_BRIEF_
Return all of the data exactly as given.

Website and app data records
····················
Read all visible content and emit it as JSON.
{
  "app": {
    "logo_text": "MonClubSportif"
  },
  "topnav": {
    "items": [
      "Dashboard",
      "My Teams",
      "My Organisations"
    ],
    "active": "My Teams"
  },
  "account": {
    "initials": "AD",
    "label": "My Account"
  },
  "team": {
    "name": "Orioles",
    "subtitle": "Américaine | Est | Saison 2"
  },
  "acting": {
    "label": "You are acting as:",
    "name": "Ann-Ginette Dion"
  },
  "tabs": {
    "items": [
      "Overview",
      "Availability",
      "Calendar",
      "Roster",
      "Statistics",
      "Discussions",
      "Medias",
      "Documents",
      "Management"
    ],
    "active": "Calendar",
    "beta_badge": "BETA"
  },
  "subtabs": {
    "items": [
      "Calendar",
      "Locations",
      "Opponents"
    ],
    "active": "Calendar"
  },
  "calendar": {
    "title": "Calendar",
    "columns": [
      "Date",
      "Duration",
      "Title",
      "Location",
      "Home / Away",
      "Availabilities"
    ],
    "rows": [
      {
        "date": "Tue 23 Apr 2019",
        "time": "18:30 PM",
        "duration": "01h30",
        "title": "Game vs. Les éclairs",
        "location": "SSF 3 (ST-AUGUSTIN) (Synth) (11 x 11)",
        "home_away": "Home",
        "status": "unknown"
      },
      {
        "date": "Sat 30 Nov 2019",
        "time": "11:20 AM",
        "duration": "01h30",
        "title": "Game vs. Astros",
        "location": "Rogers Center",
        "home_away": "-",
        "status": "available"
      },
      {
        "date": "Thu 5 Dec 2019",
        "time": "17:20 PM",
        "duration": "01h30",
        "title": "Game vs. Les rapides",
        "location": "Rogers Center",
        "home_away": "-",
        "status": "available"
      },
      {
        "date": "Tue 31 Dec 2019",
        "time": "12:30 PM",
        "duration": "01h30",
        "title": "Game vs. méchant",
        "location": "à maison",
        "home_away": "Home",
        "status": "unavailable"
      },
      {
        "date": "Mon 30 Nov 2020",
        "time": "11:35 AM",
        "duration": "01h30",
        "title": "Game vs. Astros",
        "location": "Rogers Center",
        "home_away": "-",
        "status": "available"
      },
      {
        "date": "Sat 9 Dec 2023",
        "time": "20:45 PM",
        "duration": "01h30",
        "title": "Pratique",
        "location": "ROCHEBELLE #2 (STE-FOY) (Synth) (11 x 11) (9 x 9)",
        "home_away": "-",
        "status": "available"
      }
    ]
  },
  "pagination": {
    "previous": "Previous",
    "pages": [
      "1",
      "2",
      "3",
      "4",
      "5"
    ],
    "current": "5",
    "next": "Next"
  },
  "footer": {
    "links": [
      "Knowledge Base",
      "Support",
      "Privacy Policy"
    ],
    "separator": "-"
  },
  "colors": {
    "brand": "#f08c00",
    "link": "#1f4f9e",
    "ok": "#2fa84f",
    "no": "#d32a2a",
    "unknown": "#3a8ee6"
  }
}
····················
_ANSWER AREA_
Read all visible content and emit it as JSON.
{
  "app": {
    "logo_text": "MonClubSportif"
  },
  "topnav": {
    "items": [
      "Dashboard",
      "My Teams",
      "My Organisations"
    ],
    "active": "My Teams"
  },
  "account": {
    "initials": "AD",
    "label": "My Account"
  },
  "team": {
    "name": "Orioles",
    "subtitle": "Américaine | Est | Saison 2"
  },
  "acting": {
    "label": "You are acting as:",
    "name": "Ann-Ginette Dion"
  },
  "tabs": {
    "items": [
      "Overview",
      "Availability",
      "Calendar",
      "Roster",
      "Statistics",
      "Discussions",
      "Medias",
      "Documents",
      "Management"
    ],
    "active": "Calendar",
    "beta_badge": "BETA"
  },
  "subtabs": {
    "items": [
      "Calendar",
      "Locations",
      "Opponents"
    ],
    "active": "Calendar"
  },
  "calendar": {
    "title": "Calendar",
    "columns": [
      "Date",
      "Duration",
      "Title",
      "Location",
      "Home / Away",
      "Availabilities"
    ],
    "rows": [
      {
        "date": "Tue 23 Apr 2019",
        "time": "18:30 PM",
        "duration": "01h30",
        "title": "Game vs. Les éclairs",
        "location": "SSF 3 (ST-AUGUSTIN) (Synth) (11 x 11)",
        "home_away": "Home",
        "status": "unknown"
      },
      {
        "date": "Sat 30 Nov 2019",
        "time": "11:20 AM",
        "duration": "01h30",
        "title": "Game vs. Astros",
        "location": "Rogers Center",
        "home_away": "-",
        "status": "available"
      },
      {
        "date": "Thu 5 Dec 2019",
        "time": "17:20 PM",
        "duration": "01h30",
        "title": "Game vs. Les rapides",
        "location": "Rogers Center",
        "home_away": "-",
        "status": "available"
      },
      {
        "date": "Tue 31 Dec 2019",
        "time": "12:30 PM",
        "duration": "01h30",
        "title": "Game vs. méchant",
        "location": "à maison",
        "home_away": "Home",
        "status": "unavailable"
      },
      {
        "date": "Mon 30 Nov 2020",
        "time": "11:35 AM",
        "duration": "01h30",
        "title": "Game vs. Astros",
        "location": "Rogers Center",
        "home_away": "-",
        "status": "available"
      },
      {
        "date": "Sat 9 Dec 2023",
        "time": "20:45 PM",
        "duration": "01h30",
        "title": "Pratique",
        "location": "ROCHEBELLE #2 (STE-FOY) (Synth) (11 x 11) (9 x 9)",
        "home_away": "-",
        "status": "available"
      }
    ]
  },
  "pagination": {
    "previous": "Previous",
    "pages": [
      "1",
      "2",
      "3",
      "4",
      "5"
    ],
    "current": "5",
    "next": "Next"
  },
  "footer": {
    "links": [
      "Knowledge Base",
      "Support",
      "Privacy Policy"
    ],
    "separator": "-"
  },
  "colors": {
    "brand": "#f08c00",
    "link": "#1f4f9e",
    "ok": "#2fa84f",
    "no": "#d32a2a",
    "unknown": "#3a8ee6"
  }
}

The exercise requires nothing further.